Jan. 7-10 Santa Fe and Flagstaff
Many of our friends seem to be in various stages of moving to Santa Fe, NM. The brother of one of our close Boston friends is running for Mayor here. Others, who have established themselves already in Santa Fe, participate in the Grumpy Grandpas lunch group and the Raging Grannies singing society. Our friends took us to Harry’s Roadhouse, where the owner perked up when he learned we were from Boston. He told us his Boston story: When he was hitchhiking once he got a ride with a Boston driver. As they were going down the highway, an ambulance suddenly screamed by, and the Boston driver abruptly switched lanes to follow the vehicle, careening dangerously closely behind him, at full speed. A policeman tried to pull him over for tailgating the ambulance. But the Boston driver kept driving, yelling back at the cop: “It’s my brother in there!”
That sounded more like Tennessee or Texas drivers, to us, but never mind. New Mexico has always been full of dreamers and artists, those who make history and those who make it up because it’s a good story. They enjoy myriad transcendental and intellectual approaches to the unknown, including sunset rituals, healing massages, Yoga, crystals, secret alien encounters and nuclear experiments, paranormal phenomena, and the devil’s own hot sauce. Other states have politicians who do corrupt and bad things, our friend observed, but New Mexico suffers from a different problem: politicians who do nothing.
I have always loved New Mexico. This time we visited not only our hosts’ graceful hacienda, but also the work-in-progress artist’s house being taken over by other friends, who are in the process of abandoning New York City to move here. Their adopted home needs a lot of repairs. But it has a magic secret. Through a series of strategic portholes in the thick adobe walls, the sun, at the time of solstice, shines through as a solid shaft of light, piercing the entire house.
Alas, my timing was wrong for this miraculous display. Our visit was hampered by my head and chest cold, which was getting worse by the hour. I felt as if I were spreading plague. John, who had gotten sick first in Mississippi, was feeling better now in New Mexico. So he carried on sociably while I fled to our bedroom to sneeze. There would be no visits to Ten Thousand Waves this time, for massages and lunch. Instead we bought several boxes of Kleenex and hit the road on Jan. 9 for Gallup and Flagstaff.
The Texas panhandle had been a series of small rancheros. In New Mexico, we found a few scattered cows and sheep grazing in deep canyons and along flat-topped mesas, sun-washed in ochre and yellow. We were amused by a billboard on I-40 outside Albuquerque, consisting only of the famous bushy black eyebrows, eyeglasses, and mustache of Groucho Marx. “Laugh More,” it said. We did.
Driving parallel to Route 66, we wondered what it actually looked like. At lunchtime we finally turned onto the historic road, where we found the El Rancho Hotel, a once-famous wild west film location. Guest rooms were named for all the top movie stars who stayed here. Forty years later, it seemed pretty quiet, with just a few locals in the café.

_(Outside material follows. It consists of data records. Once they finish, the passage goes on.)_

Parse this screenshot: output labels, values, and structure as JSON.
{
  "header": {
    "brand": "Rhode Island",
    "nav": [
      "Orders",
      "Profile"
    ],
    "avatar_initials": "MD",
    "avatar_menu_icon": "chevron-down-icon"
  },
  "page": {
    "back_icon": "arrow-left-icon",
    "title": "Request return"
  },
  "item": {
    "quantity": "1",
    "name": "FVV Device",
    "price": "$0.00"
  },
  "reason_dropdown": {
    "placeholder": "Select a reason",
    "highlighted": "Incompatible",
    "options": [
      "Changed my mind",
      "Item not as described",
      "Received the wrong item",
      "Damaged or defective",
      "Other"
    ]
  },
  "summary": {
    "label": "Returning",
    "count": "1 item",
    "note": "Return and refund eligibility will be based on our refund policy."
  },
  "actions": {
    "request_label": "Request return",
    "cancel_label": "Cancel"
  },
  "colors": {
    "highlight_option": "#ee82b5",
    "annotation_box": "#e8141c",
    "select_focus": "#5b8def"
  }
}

Heading toward Flagstaff, AZ, we took a side trip to the Petrified Forest, near Holbrooke. Trees that grew over 200 million years ago washed down here into a massive volcanic sea, and petrified into gorgeous giant stones.
Randy the park ranger told us that the fierce crocodile skeleton displayed at the Visitor Center was a Smilosuchus, dating from the dawn of the dinosaurs, in the Triassic period. https://www.nps.gov/pefo/learn/management/images/smilosuchus-cast.jpg?maxwidth=1200&autorotate=false He said some relatives of this dinosaur grew to be 80 feet long! With this frame of reference, Homo Sapiens seem ridiculously small and arriviste.
With a new sense of our own insignificance, we retired to our Courtyard hotel in Flagstaff, AZ. The next morning, the car was covered with snow!
We had to watch for icy patches on the highway as we headed toward Kingman, where the cozy Siren’s Café had already run out of lunch specials by 12:30 p.m. A postman breezed in, singing to the crowd, “Here’s your mailman!” He hand-delivered packages to each staffer behind the counter, and then turned to the entire room, saying “Thank you for employing me!” Everyone laughed and applauded. Even though it was snowy outside, he was wearing shorts!
Fortified by warm food and good humor, we crossed through a long, lonely stretch of the Mohave Desert into California. All we could see was a mirage on the horizon, as the gas gauge warned us of pending doom. In the nick of time a real oasis appeared out of nowhere, on Route 66 in Fenner. The gas station was owned by a Seventh Day Adventist who strategically placed religious pamphlets on giant display racks that had to be navigated by anyone trying to visit the restroom.
Our own salvation lay many miles ahead, in the Joshua Tree National Park. We didn’t know it yet, but miraculous margaritas and live music were waiting for us, at the Twentynine Palms Inn.